Ron Paul's 2012 campaign is beginning to gather some serious steam. He has polled first in some Iowa polls and third in national polls.
The Washington Post even declared that Paul is becoming [a] serious contender in [the] Republican presidential race.
As he rises in polls, attacks against him have also intensified.
The oldest attack against Paul is ironically that no one is attacking him because no one takes his candidacy seriously.
An article from Mother Jones said the fact that none of his presidential opponents have raised the issue of his racist newsletters means they simply don't take him seriously.
Mainstream media, however, has rehashed the issue. (For a comprehensive article on the issue, click here).
In an article titled Ron Paul's racist link, the Los Angeles Times demanded that Paul answer for these writings.
Paul has also been labeled a conspiracy theorist.
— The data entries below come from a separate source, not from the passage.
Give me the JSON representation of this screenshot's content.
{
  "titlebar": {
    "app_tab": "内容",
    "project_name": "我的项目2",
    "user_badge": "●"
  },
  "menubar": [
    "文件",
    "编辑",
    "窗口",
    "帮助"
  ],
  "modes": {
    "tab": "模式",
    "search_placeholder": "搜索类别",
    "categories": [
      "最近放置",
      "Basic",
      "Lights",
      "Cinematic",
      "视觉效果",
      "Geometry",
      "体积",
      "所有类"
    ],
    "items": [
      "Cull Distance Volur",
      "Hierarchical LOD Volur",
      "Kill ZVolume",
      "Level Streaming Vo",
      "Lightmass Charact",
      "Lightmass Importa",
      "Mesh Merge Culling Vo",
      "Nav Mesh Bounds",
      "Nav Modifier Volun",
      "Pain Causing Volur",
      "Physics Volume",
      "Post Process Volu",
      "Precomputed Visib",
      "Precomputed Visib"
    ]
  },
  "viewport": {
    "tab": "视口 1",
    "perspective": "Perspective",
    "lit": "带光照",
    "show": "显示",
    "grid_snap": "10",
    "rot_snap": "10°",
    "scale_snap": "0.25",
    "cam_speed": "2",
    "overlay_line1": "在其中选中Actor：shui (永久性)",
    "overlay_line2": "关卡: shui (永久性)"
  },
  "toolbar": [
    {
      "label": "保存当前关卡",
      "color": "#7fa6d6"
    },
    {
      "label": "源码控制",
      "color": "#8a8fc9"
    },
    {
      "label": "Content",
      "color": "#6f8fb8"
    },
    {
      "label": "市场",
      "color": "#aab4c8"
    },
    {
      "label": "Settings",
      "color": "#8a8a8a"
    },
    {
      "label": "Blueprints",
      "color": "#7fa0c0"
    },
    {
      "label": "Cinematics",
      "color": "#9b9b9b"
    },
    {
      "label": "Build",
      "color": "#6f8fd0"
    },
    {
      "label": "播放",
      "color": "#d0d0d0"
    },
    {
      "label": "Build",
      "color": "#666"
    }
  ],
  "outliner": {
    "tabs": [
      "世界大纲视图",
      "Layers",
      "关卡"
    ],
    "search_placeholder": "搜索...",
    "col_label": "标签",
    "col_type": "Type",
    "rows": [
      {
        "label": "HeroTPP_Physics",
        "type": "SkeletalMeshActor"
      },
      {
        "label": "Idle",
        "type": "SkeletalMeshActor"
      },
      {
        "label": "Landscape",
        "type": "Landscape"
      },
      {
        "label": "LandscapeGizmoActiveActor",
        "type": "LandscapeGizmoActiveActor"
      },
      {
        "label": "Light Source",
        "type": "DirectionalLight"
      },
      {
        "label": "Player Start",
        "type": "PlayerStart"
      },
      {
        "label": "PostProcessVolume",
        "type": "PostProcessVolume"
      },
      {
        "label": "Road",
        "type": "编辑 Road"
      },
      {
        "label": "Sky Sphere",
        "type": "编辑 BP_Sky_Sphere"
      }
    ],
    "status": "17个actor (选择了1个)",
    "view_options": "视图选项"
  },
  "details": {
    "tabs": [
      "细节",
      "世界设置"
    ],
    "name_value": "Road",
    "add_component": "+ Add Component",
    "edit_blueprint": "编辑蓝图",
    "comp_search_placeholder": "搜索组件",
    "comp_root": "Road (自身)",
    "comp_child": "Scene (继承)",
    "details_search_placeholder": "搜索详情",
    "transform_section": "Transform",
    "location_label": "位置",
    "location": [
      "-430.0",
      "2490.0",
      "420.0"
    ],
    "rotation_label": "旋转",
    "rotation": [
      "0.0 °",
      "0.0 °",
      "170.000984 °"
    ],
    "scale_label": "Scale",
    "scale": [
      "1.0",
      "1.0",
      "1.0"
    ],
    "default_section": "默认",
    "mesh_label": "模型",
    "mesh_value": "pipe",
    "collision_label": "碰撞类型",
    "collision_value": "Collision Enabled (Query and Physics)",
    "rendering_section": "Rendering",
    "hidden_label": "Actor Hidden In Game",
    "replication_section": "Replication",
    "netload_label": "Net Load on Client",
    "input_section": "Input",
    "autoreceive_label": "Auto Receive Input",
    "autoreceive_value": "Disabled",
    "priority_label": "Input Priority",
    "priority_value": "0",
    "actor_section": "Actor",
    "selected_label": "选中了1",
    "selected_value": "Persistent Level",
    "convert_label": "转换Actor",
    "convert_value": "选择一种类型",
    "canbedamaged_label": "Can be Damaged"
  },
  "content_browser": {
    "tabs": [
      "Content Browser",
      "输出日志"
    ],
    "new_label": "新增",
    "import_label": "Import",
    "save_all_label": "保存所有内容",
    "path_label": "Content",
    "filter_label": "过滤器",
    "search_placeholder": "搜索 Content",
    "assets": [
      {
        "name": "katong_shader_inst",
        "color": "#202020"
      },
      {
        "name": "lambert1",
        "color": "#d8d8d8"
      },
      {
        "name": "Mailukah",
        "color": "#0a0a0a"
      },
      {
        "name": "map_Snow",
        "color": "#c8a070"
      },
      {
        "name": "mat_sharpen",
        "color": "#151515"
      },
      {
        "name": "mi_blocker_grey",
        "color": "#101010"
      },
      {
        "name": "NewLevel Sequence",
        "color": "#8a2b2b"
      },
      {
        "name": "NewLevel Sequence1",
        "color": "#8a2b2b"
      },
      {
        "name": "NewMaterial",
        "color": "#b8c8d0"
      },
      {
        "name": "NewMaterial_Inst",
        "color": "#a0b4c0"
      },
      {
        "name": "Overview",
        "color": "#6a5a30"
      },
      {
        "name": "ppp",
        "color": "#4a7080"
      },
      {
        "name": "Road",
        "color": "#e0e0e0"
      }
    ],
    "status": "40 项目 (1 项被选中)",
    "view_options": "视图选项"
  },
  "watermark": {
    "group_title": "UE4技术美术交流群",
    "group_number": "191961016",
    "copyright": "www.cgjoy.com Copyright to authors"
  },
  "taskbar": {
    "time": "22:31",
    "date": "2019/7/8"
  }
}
The Weekly Standard accused him of running a lucrative and decades-long promotion of bigotry and conspiracy theories through his newsletters and that he continues to espouse extremist views.
Another criticism is that Ron Paul's foreign policy is unthinkable.
When you hear Ron Paul say that the United States screwed up everything and it's our fault that the Muslim jihadist are attacking us and that we should be friendly to Iran, [and] they don't really have a nuclear weapon. When you hear a guy like that, what goes through your mind? Bill O'Reilly, obviously not a fan of Paul, recently asked GOP contender Mitt Romney on the O'Reilly Factor.
In perhaps the strangest attack on Paul and his supporters to date, Politico claimed Paul's rise in Iowa poses an existential threat to the state's cherished kick-off status, say these Republicans, because he has little chance to win the GOP nomination and would offer the best evidence yet that the caucuses reward candidates who are unrepresentative of the broader party.
Moreover, Politico quoted Iowa Republicans who complained that Paul is perverting the process of the Iowa caucus by rallying self-identified independents and Democrats to support him.
Come 2012, Republicans quoted by Politico said Paul's non-Republican supporters in the Iowa caucus will all go back and vote for Obama.